The ‘Cuda came standard with an exclusive high-output 383 which produced 335hp (250kW). Options were an exclusive smaller 340 LA V8, two versions of the 440 Magnum V8 and the awesome but heavy 426 Hemi which produced 425hp (317kW) and 490lb-ft (664Nm), equating to about one horsepower per cubic inch.
The Dodge Challenger came in two main trims known as the base Challenger and the Challenger R/T performance model. On top of these were the SE options which added extra luxury sports equipment. There was also a more basic no-frills entry model released later in 1970 called the Challenger Deputy which came with a six-cylinder engine and other cheaper items. The standard engines for the basic models were a six-cylinder or the 318 LA V8. The 340 and two versions of the 383 were optional, with the 335hp (250kW) 383 V8 standard on the Challenger R/T. The 440 Magnum and 426 Hemi V8s were optional.
Three- and four-speed manual, and three-speed automatic transmissions were available for both the Challenger and Barracuda. As with many classic American performance cars, 1970 is often considered the best last year for these kind of cars and later years of the seventies aren’t as collectable. With this in mind, the E-body cars from Chrysler certainly arrived quite late in the game and remained in production until only 1974.
1970 is also the most interesting year for the Challenger and ‘Cuda.
For the Dodge Challenger, it was the only year a convertible was available and there was also a T/A version which was produced for homologation purposes to race the Challenger at the Trans Am series. It featured a 340 V8 which produced 320hp (239kW), much more than official factory data claimed at the time. The T/A is easily identifiable by the prominent air scoop on its bonnet and side-
exiting exhaust pipes.
The Plymouth ‘Cuda was available as a factory-prepared race-ready version known as the AAR ‘Cuda, designed in tribute for the All American Racers team. It was fitted with a 340 V8 outputting 290bhp (216kW) and featured unique strobed body stripes, a side-exiting exhaust and a unique hood.

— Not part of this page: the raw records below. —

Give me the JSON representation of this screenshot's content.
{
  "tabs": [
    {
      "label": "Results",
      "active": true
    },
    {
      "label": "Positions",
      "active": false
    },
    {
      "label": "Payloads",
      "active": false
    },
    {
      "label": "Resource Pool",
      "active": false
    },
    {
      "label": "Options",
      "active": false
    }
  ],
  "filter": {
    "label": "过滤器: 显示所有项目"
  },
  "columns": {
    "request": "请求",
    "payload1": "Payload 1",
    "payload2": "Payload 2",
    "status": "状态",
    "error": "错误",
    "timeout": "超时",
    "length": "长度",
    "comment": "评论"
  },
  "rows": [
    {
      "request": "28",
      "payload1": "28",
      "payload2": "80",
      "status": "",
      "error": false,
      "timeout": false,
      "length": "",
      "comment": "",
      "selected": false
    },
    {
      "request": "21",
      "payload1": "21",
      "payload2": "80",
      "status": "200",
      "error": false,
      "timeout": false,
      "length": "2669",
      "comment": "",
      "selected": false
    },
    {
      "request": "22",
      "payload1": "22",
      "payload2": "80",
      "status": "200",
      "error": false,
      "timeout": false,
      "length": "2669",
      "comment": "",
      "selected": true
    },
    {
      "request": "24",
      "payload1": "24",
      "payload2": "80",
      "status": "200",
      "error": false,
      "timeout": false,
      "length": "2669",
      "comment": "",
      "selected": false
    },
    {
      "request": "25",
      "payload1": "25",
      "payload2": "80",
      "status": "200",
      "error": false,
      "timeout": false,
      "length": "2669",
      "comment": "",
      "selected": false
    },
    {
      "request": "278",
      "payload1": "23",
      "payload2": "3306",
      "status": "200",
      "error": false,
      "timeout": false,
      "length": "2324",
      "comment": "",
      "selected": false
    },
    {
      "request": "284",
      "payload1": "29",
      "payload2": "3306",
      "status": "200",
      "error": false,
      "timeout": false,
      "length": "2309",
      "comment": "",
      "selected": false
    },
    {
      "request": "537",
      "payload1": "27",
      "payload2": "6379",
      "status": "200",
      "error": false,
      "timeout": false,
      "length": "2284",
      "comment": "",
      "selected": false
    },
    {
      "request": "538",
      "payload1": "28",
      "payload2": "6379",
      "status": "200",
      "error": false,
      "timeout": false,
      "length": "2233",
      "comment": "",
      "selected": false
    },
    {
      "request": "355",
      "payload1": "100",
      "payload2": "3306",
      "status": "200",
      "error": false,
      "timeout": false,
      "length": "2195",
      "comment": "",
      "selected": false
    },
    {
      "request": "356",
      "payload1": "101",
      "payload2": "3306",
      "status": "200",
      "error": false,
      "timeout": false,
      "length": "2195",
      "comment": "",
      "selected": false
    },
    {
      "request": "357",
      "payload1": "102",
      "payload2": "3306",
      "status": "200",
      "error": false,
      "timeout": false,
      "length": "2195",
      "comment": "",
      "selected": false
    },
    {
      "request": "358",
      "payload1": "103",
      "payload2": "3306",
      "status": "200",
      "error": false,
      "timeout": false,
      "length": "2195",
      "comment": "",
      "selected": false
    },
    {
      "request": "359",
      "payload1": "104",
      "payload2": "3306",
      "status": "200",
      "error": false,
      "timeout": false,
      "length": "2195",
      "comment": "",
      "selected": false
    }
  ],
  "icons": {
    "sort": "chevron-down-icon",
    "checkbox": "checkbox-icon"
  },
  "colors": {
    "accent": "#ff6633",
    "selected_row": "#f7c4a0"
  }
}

From 1971, engine options and output remained very similar and the usual grille and tail light changes were made, as well as new body stripes. Despite this, sales of the E-body cars dwindled as the muscle car wave began to fade out due to rising insurance costs, rising fuel prices and more safety awareness.
Large two-door cars soon became much less popular as increased safety regulations added weight to the cars and the engines lost power due to stricter emissions requirements. The big block V8s were also discontinued from 1972. Production ended in 1974. Due to their brief production run and very low numbers built after 1970, the E-body Challenger and ‘Cuda are now very highly collectable.